The more things change...

hugodaniel profile image Hugo Daniel ・2 min read

So we know that history has a tendency to repeat itself. Statically typed languages are apparently here to stay. At the moment this wave might seem very hard to bail out and likely to crush us if we are not already surfing it like a pro.

Having had the pleasure of getting bombed in face by such waves in the past, I would like to draw a parallel with the computer programming language scene from 15 years ago.

Lets time travel to around 2005 (give or take). There was also a crushing wave of somewhat dynamic languages that you had to be surfing like a pro to avoid risking having your surfboard obliterated.

Here are the somewhat dynamic languages of 2005 and their equivalent vibe static ones of 2020:

  • Python in 2005 = Rust in 2020

    • Here is a language with a well thought set of principles as a starting design and with the good grace of being the cool language of the future. You definitely should be programming this. They are moving fast and don't even get stuck with things like backward compatibility.
  • Ruby in 2005 = Nim in 2020

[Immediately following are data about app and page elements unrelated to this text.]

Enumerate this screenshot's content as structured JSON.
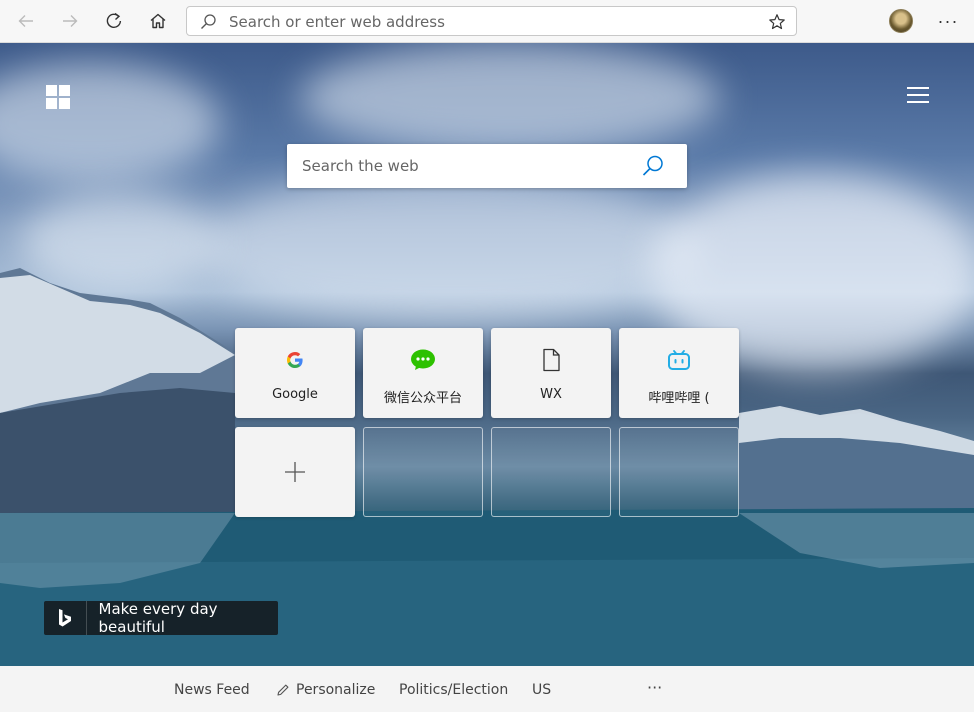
{
  "toolbar": {
    "back_icon": "arrow-left-icon",
    "forward_icon": "arrow-right-icon",
    "refresh_icon": "refresh-icon",
    "home_icon": "home-icon",
    "address_placeholder": "Search or enter web address",
    "favorite_icon": "star-icon",
    "more_label": "···"
  },
  "page": {
    "web_search_placeholder": "Search the web",
    "quick_links": [
      {
        "label": "Google",
        "icon": "google-icon"
      },
      {
        "label": "微信公众平台",
        "icon": "wechat-icon"
      },
      {
        "label": "WX",
        "icon": "document-icon"
      },
      {
        "label": "哔哩哔哩 (",
        "icon": "bilibili-icon"
      }
    ],
    "add_tile_icon": "plus-icon",
    "bing_banner": "Make every day beautiful"
  },
  "newsbar": {
    "news_feed": "News Feed",
    "personalize": "Personalize",
    "politics": "Politics/Election",
    "region": "US",
    "more": "···"
  },
  "colors": {
    "accent": "#0078d4",
    "google_blue": "#4285f4",
    "wechat_green": "#2dc100",
    "bilibili_blue": "#23ade5"
  }
}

    • A small niche language with interesting macro/AST/blabla stuff stolen from LISP. Peculiar people seem to be doing weird projects with it just for fun. Might have some industry one day.
  • JavaScript in 2005 = TypeScript in 2020

    • Browser compatible and gives you the best of both worlds with gradual typing. In runtime, nobody cares anyway.
  • PHP in 2005 = C# in 2020

    • A thing from the past trying to reinvent itself and with a ton of legacy stuff in the market. It seems to be gaining new traction in big markets.
  • Lisp in 2005 = Haskell in 2020

    • The purist vibe, some very niche industry. Make sure to know your monoids/cdrs.
  • Perl = ???

    • hmm I can't think of something similar to Perl back then; Perl had a very cool community of good coders (Perlmongers etc) and was waiting for perl6 to kill all industry and rule forever.

Discussion

markdown guide